An overwhelming 94% of people back the introduction of greater penalties for bicycle, e-bike and e-scooter riders who flout road laws
The former transport secretary, Grant Shapps, recently proposed a Whitehall review of how cyclists who break the law should be tracked and prosecuted. Initial ideas put forward to facilitate this include insurance cover for riders and registration plates for bikes, and it appears from the latest research[i] by Venson Automotive Solutions, that the UK public are in favour. 62% of those surveyed by Venson agreed that riders of bicycles, e-bikes and e-scooters should have insurance cover and nearly half (49%) believe these modes of transport should carry registration plates.
Cyclists who jump red lights – which is an illegal act for all road users – are creating dangerous situations on the road for themselves and other road users, but unlike motorists, the odds of escaping prosecution are high. However, if caught jumping lights, cyclists will be issued with a standard Fixed Penalty Notice of £30 opposed to a potential maximum fine of £1000 for motorists and points on their licence. Currently, under the Highway Code and Road Traffic Act speeding limits only apply to motor vehicles and their drivers, exempting cyclists and scooter riders of this vital safeguard.
The survey found that 94% of respondents support the introduction of penalty points and fines for riders of bicycles, e-bikes and e-scooters breaking speed limits and greater penalties for those red light jumping. One in four also believe that before riders of a bicycle, e-bike and e-scooter take to the road, they should obtain a rider’s licence which includes taking a theory and road test.

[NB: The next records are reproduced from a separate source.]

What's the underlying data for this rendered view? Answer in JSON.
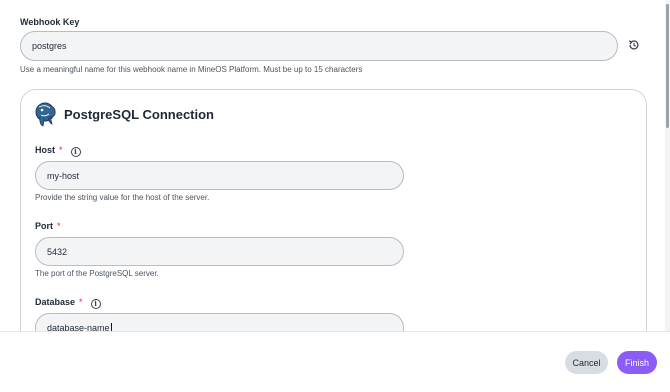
{
  "webhook_key": {
    "label": "Webhook Key",
    "value": "postgres",
    "helper": "Use a meaningful name for this webhook name in MineOS Platform. Must be up to 15 characters"
  },
  "connection": {
    "title": "PostgreSQL Connection",
    "host": {
      "label": "Host",
      "required_mark": "*",
      "value": "my-host",
      "helper": "Provide the string value for the host of the server."
    },
    "port": {
      "label": "Port",
      "required_mark": "*",
      "value": "5432",
      "helper": "The port of the PostgreSQL server."
    },
    "database": {
      "label": "Database",
      "required_mark": "*",
      "value": "database-name"
    }
  },
  "footer": {
    "cancel_label": "Cancel",
    "finish_label": "Finish"
  },
  "icons": {
    "info": "i",
    "reset": "reset-icon",
    "logo": "postgresql-logo"
  },
  "colors": {
    "accent": "#8b5cf6",
    "required": "#e11d48",
    "input_bg": "#f3f4f6"
  }
}
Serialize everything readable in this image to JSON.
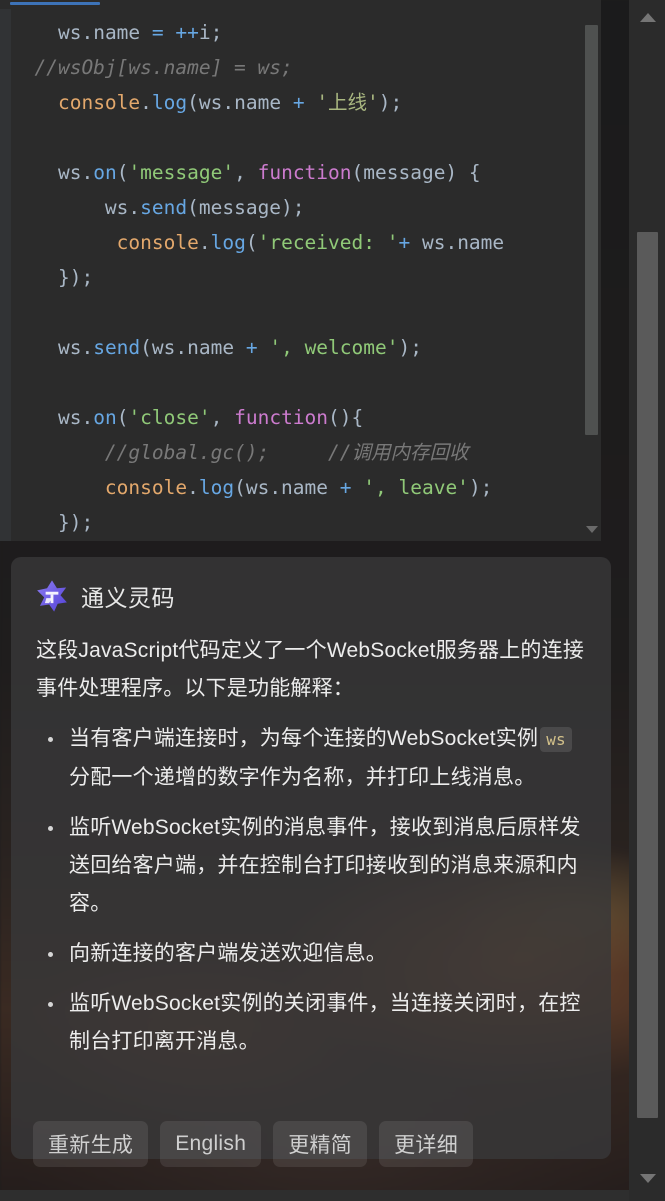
{
  "editor": {
    "tab_active_indicator": true,
    "language": "javascript",
    "lines": [
      [
        {
          "t": "    ",
          "c": "tok-punct"
        },
        {
          "t": "ws",
          "c": "tok-def"
        },
        {
          "t": ".",
          "c": "tok-punct"
        },
        {
          "t": "name",
          "c": "tok-def"
        },
        {
          "t": " ",
          "c": "tok-punct"
        },
        {
          "t": "=",
          "c": "tok-op"
        },
        {
          "t": " ",
          "c": "tok-punct"
        },
        {
          "t": "++",
          "c": "tok-op"
        },
        {
          "t": "i;",
          "c": "tok-def"
        }
      ],
      [
        {
          "t": "  //wsObj[ws.name] = ws;",
          "c": "tok-cmt"
        }
      ],
      [
        {
          "t": "    ",
          "c": "tok-punct"
        },
        {
          "t": "console",
          "c": "tok-cls"
        },
        {
          "t": ".",
          "c": "tok-punct"
        },
        {
          "t": "log",
          "c": "tok-fn"
        },
        {
          "t": "(ws.name ",
          "c": "tok-def"
        },
        {
          "t": "+",
          "c": "tok-op"
        },
        {
          "t": " ",
          "c": "tok-punct"
        },
        {
          "t": "'上线'",
          "c": "tok-cn"
        },
        {
          "t": ");",
          "c": "tok-punct"
        }
      ],
      [
        {
          "t": "",
          "c": "tok-punct"
        }
      ],
      [
        {
          "t": "    ",
          "c": "tok-punct"
        },
        {
          "t": "ws",
          "c": "tok-def"
        },
        {
          "t": ".",
          "c": "tok-punct"
        },
        {
          "t": "on",
          "c": "tok-fn"
        },
        {
          "t": "(",
          "c": "tok-punct"
        },
        {
          "t": "'message'",
          "c": "tok-str"
        },
        {
          "t": ", ",
          "c": "tok-punct"
        },
        {
          "t": "function",
          "c": "tok-kw"
        },
        {
          "t": "(message) {",
          "c": "tok-def"
        }
      ],
      [
        {
          "t": "        ",
          "c": "tok-punct"
        },
        {
          "t": "ws",
          "c": "tok-def"
        },
        {
          "t": ".",
          "c": "tok-punct"
        },
        {
          "t": "send",
          "c": "tok-fn"
        },
        {
          "t": "(message);",
          "c": "tok-def"
        }
      ],
      [
        {
          "t": "         ",
          "c": "tok-punct"
        },
        {
          "t": "console",
          "c": "tok-cls"
        },
        {
          "t": ".",
          "c": "tok-punct"
        },
        {
          "t": "log",
          "c": "tok-fn"
        },
        {
          "t": "(",
          "c": "tok-punct"
        },
        {
          "t": "'received: '",
          "c": "tok-str"
        },
        {
          "t": "+",
          "c": "tok-op"
        },
        {
          "t": " ws.name",
          "c": "tok-def"
        }
      ],
      [
        {
          "t": "    });",
          "c": "tok-punct"
        }
      ],
      [
        {
          "t": "",
          "c": "tok-punct"
        }
      ],
      [
        {
          "t": "    ",
          "c": "tok-punct"
        },
        {
          "t": "ws",
          "c": "tok-def"
        },
        {
          "t": ".",
          "c": "tok-punct"
        },
        {
          "t": "send",
          "c": "tok-fn"
        },
        {
          "t": "(ws.name ",
          "c": "tok-def"
        },
        {
          "t": "+",
          "c": "tok-op"
        },
        {
          "t": " ",
          "c": "tok-punct"
        },
        {
          "t": "', welcome'",
          "c": "tok-str"
        },
        {
          "t": ");",
          "c": "tok-punct"
        }
      ],
      [
        {
          "t": "",
          "c": "tok-punct"
        }
      ],
      [
        {
          "t": "    ",
          "c": "tok-punct"
        },
        {
          "t": "ws",
          "c": "tok-def"
        },
        {
          "t": ".",
          "c": "tok-punct"
        },
        {
          "t": "on",
          "c": "tok-fn"
        },
        {
          "t": "(",
          "c": "tok-punct"
        },
        {
          "t": "'close'",
          "c": "tok-str"
        },
        {
          "t": ", ",
          "c": "tok-punct"
        },
        {
          "t": "function",
          "c": "tok-kw"
        },
        {
          "t": "(){",
          "c": "tok-def"
        }
      ],
      [
        {
          "t": "        //global.gc();     //调用内存回收",
          "c": "tok-cmt"
        }
      ],
      [
        {
          "t": "        ",
          "c": "tok-punct"
        },
        {
          "t": "console",
          "c": "tok-cls"
        },
        {
          "t": ".",
          "c": "tok-punct"
        },
        {
          "t": "log",
          "c": "tok-fn"
        },
        {
          "t": "(ws.name ",
          "c": "tok-def"
        },
        {
          "t": "+",
          "c": "tok-op"
        },
        {
          "t": " ",
          "c": "tok-punct"
        },
        {
          "t": "', leave'",
          "c": "tok-str"
        },
        {
          "t": ");",
          "c": "tok-punct"
        }
      ],
      [
        {
          "t": "    });",
          "c": "tok-punct"
        }
      ]
    ],
    "syntax_colors": {
      "default": "#a9b7c6",
      "function": "#67a7e3",
      "keyword": "#cc7bce",
      "string": "#90c978",
      "cjk_string": "#a9b780",
      "class": "#e3a86c",
      "operator": "#67a7e3",
      "comment": "#787878",
      "background": "#2b2b2b"
    },
    "tab_accent_color": "#3d73b8"
  },
  "assistant": {
    "logo_name": "tongyi-lingma-logo",
    "logo_color": "#6a5ae0",
    "title": "通义灵码",
    "intro": "这段JavaScript代码定义了一个WebSocket服务器上的连接事件处理程序。以下是功能解释：",
    "bullets": [
      {
        "prefix": "当有客户端连接时，为每个连接的WebSocket实例",
        "code": "ws",
        "suffix": "分配一个递增的数字作为名称，并打印上线消息。"
      },
      {
        "prefix": "监听WebSocket实例的消息事件，接收到消息后原样发送回给客户端，并在控制台打印接收到的消息来源和内容。",
        "code": "",
        "suffix": ""
      },
      {
        "prefix": "向新连接的客户端发送欢迎信息。",
        "code": "",
        "suffix": ""
      },
      {
        "prefix": "监听WebSocket实例的关闭事件，当连接关闭时，在控制台打印离开消息。",
        "code": "",
        "suffix": ""
      }
    ],
    "actions": [
      {
        "label": "重新生成",
        "name": "regenerate-button"
      },
      {
        "label": "English",
        "name": "english-button"
      },
      {
        "label": "更精简",
        "name": "more-concise-button"
      },
      {
        "label": "更详细",
        "name": "more-detailed-button"
      }
    ]
  },
  "scrollbars": {
    "editor_scrollbar_name": "editor-vertical-scrollbar",
    "window_scrollbar_name": "window-vertical-scrollbar"
  }
}
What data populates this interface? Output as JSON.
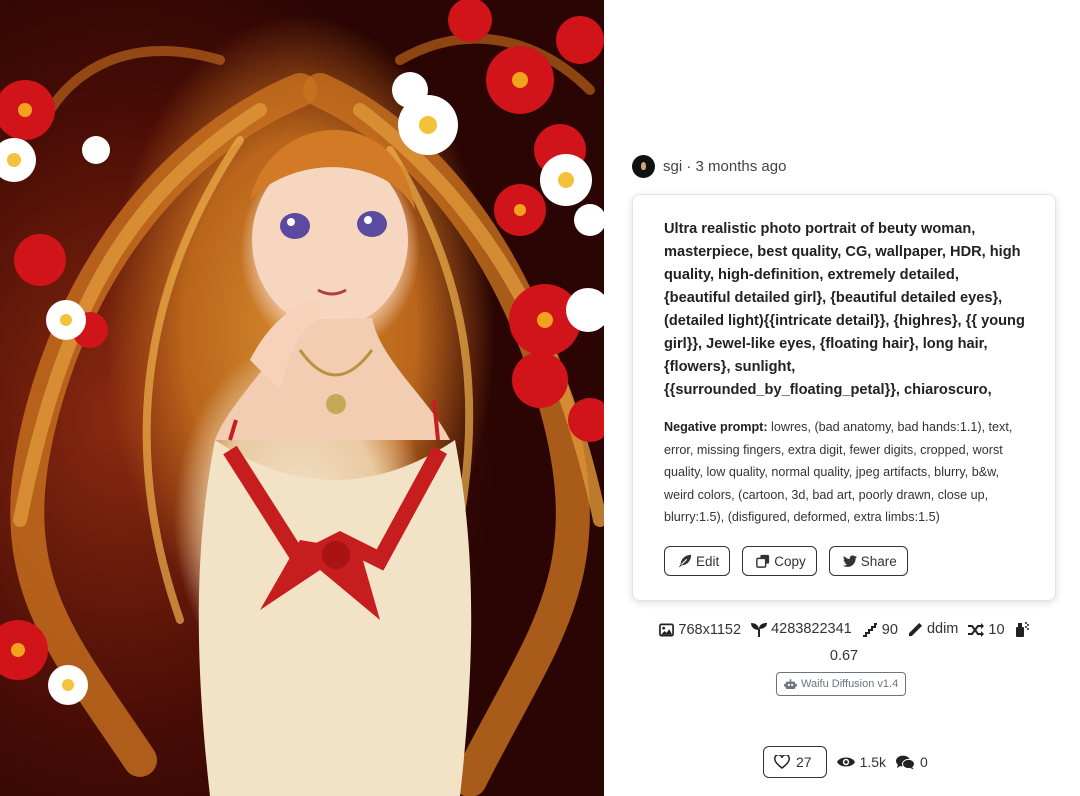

Alison Bell, Operations Director at Venson Automotive Solutions says, “A lot of private motorists and businesses operating fleets are looking for greener transport options for themselves and their employees, including bicycles and e-bikes which can be offered under a salary sacrifice scheme by employers. With Government setting a target for half of all short trips to be walked or cycled by 2030 in England2, this type of ‘micro-transport’ could provide a viable transport alternative and support that ambition.
“However, the reality is just 9.1% of people cycled at least once a week for any purpose between November 2020 and November 2021. The latest figures from the Department for Transport also showed that this is down 11.6% compared to the same period the year before. Clearly, to meet the Government’s transport green goals, more needs to be done to encourage people and businesses to change their transport habits, especially for shorter trips. Nevertheless, changes to legislation that impose stricter rules for cyclists and scooter riders could significantly deter people from making a switch. Striking a balance will be crucial to successfully growing this micro-transport, whilst protecting all road-users fairly.”
[i] An independent survey of 300 consumers conducted by insights service Maru/Hub on 13.09.2022